|Title||A population-based cohort study of traffic congestion and infant growth using connected vehicle data|
|Publication Type||Journal Article|
|Year of Publication||2022|
|Authors||Willis, MD, Schrank, D, Xu, C, Harris, L, Ritz, BR, Hill, EL, Hystad, P|
More than 11 million Americans reside within 150 meters of a highway, an area of high air pollution exposure. Traffic congestion further contributes to environmental pollution (e.g., air and noise), but its unique importance for population health is unclear. We hypothesized that degraded environmental quality specifically from traffic congestion has harmful impacts on fetal growth. Using a population-based cohort of births in Texas (2015–2016), we leveraged connected vehicle data to calculate traffic congestion metrics around each maternal address at delivery. Among 579,122 births, we found consistent adverse associations between traffic congestion and reduced term birth weight (8.9 grams), even after accounting for sociodemographic characteristics, typical traffic volume, and diverse environmental coexposures. We estimated that up to 1.2 million pregnancies annually may be exposed to traffic congestion (27% of births in the United States), with ~256,000 in the highest congestion zones.
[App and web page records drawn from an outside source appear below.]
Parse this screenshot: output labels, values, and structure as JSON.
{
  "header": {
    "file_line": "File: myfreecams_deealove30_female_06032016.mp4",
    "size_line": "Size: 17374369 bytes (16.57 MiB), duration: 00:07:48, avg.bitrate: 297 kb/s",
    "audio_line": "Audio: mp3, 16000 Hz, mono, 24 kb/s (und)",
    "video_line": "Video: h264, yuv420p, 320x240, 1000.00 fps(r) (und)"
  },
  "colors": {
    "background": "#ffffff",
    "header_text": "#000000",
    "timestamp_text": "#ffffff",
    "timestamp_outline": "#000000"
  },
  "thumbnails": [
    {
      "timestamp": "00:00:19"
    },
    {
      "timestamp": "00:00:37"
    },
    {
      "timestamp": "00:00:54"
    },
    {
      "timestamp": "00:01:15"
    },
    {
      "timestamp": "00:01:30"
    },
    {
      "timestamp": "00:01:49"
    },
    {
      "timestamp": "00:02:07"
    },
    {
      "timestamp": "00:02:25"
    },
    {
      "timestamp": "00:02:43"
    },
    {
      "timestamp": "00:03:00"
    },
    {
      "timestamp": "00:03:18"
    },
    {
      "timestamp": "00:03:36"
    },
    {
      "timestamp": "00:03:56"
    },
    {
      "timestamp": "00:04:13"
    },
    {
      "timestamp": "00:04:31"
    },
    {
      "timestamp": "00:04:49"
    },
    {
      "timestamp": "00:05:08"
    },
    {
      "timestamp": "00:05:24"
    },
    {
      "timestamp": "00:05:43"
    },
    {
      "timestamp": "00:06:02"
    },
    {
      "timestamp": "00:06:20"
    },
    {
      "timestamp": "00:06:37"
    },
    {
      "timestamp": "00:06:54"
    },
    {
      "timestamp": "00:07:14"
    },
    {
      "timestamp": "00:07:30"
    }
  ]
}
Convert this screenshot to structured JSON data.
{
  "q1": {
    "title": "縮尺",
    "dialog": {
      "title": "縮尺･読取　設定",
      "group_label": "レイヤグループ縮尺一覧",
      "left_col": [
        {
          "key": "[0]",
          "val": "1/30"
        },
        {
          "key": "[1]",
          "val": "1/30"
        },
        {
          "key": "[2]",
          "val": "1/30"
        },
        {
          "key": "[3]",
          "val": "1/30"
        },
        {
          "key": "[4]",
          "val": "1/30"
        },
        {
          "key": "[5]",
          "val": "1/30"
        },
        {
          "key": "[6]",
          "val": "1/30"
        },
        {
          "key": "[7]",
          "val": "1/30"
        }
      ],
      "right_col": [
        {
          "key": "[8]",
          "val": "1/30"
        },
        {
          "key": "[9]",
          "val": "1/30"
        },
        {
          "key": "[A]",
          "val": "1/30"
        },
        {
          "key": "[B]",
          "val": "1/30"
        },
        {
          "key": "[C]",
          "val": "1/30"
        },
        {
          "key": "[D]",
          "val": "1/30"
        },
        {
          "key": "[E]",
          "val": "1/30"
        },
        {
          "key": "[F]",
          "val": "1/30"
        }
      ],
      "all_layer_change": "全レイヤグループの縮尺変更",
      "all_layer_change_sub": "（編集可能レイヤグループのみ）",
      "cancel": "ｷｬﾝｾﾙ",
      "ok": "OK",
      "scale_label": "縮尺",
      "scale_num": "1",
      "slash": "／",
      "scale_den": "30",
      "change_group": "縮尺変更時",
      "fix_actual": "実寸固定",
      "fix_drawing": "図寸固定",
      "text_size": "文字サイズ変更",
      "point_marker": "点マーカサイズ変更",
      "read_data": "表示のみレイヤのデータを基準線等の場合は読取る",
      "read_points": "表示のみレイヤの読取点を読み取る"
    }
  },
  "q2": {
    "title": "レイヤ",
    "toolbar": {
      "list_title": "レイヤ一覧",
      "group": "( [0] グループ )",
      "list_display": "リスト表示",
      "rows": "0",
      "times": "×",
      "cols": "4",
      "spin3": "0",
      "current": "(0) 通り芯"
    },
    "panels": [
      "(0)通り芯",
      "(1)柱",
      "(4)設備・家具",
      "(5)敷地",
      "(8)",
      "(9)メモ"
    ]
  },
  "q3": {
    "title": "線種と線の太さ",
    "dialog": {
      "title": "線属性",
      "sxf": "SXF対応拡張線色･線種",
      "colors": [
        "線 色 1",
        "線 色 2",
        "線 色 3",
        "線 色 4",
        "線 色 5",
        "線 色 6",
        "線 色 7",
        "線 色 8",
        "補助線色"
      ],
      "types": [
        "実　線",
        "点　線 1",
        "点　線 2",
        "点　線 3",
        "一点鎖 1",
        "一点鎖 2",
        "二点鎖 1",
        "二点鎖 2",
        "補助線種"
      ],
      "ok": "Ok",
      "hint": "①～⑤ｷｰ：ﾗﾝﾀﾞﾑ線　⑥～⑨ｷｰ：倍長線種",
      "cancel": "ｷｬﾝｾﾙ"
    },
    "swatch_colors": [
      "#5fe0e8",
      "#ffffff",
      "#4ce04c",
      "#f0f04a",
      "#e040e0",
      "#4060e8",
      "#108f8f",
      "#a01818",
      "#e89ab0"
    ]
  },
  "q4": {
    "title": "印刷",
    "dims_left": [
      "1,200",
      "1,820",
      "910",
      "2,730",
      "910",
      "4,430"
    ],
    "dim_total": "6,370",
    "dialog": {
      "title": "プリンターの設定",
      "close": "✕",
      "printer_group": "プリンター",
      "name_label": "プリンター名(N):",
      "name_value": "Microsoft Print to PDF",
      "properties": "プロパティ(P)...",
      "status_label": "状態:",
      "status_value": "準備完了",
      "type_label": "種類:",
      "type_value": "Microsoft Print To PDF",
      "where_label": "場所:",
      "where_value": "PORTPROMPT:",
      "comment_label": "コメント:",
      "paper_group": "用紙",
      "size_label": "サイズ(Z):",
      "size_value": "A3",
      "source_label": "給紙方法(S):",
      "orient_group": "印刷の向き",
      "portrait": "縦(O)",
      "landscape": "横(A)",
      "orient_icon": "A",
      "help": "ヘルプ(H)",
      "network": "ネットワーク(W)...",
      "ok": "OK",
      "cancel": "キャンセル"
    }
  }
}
Therefore, improvements to traffic congestion may yield positive cobenefits for infant health.
|Short Title||Sci. Adv.|